Data to use:
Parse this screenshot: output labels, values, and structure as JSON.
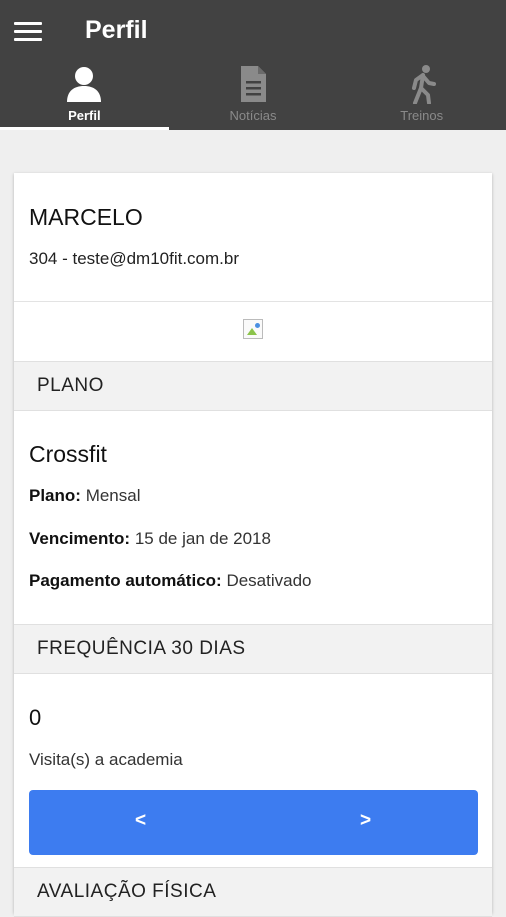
{
  "header": {
    "title": "Perfil"
  },
  "tabs": [
    {
      "label": "Perfil",
      "icon": "person-icon",
      "active": true
    },
    {
      "label": "Notícias",
      "icon": "document-icon",
      "active": false
    },
    {
      "label": "Treinos",
      "icon": "walking-icon",
      "active": false
    }
  ],
  "profile": {
    "name": "MARCELO",
    "id_email": "304 - teste@dm10fit.com.br"
  },
  "plan": {
    "section_title": "PLANO",
    "name": "Crossfit",
    "plan_label": "Plano:",
    "plan_value": "Mensal",
    "due_label": "Vencimento:",
    "due_value": "15 de jan de 2018",
    "autopay_label": "Pagamento automático:",
    "autopay_value": "Desativado"
  },
  "frequency": {
    "section_title": "FREQUÊNCIA 30 DIAS",
    "count": "0",
    "label": "Visita(s) a academia",
    "prev": "<",
    "next": ">"
  },
  "evaluation": {
    "section_title": "AVALIAÇÃO FÍSICA"
  },
  "colors": {
    "appbar": "#424242",
    "accent": "#3d7cf0"
  }
}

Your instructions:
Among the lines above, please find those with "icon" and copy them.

Your solution:
      "icon": "person-icon",
      "icon": "document-icon",
      "icon": "walking-icon",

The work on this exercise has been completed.